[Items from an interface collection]
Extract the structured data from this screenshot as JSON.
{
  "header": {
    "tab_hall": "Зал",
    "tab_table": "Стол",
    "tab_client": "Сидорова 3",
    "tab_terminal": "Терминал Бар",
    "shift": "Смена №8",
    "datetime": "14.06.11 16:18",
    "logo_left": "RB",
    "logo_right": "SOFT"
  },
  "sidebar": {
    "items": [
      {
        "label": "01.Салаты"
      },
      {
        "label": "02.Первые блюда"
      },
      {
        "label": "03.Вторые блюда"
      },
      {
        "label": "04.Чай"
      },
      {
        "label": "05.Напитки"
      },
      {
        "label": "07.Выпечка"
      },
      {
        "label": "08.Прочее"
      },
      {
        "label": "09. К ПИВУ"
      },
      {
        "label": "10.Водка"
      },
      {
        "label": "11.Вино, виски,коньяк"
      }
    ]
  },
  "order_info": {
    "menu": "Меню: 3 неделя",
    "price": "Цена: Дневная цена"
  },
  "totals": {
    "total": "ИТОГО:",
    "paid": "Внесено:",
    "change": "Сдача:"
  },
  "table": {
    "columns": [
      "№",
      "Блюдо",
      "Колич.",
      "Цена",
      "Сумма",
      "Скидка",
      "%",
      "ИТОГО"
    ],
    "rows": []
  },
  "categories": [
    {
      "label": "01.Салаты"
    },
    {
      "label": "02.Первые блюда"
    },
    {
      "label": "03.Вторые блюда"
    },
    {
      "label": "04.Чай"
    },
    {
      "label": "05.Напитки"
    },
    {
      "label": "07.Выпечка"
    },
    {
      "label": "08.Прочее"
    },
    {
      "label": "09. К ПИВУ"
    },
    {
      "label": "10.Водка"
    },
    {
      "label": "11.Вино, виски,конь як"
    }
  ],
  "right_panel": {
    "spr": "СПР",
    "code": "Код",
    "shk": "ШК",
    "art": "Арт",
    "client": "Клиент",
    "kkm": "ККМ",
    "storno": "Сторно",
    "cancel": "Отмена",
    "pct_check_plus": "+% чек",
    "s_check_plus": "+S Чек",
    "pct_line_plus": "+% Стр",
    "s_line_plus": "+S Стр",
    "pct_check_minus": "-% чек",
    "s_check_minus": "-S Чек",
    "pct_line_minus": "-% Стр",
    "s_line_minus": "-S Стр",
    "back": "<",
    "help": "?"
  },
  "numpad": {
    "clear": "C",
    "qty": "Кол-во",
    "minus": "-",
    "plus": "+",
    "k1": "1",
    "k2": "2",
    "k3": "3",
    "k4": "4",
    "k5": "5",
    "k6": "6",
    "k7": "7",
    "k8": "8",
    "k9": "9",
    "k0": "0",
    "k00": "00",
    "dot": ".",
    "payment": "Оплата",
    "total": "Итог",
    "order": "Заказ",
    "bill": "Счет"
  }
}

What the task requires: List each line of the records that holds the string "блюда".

Response to the task:
        "label": "02.Первые блюда"
        "label": "03.Вторые блюда"
      "label": "02.Первые блюда"
      "label": "03.Вторые блюда"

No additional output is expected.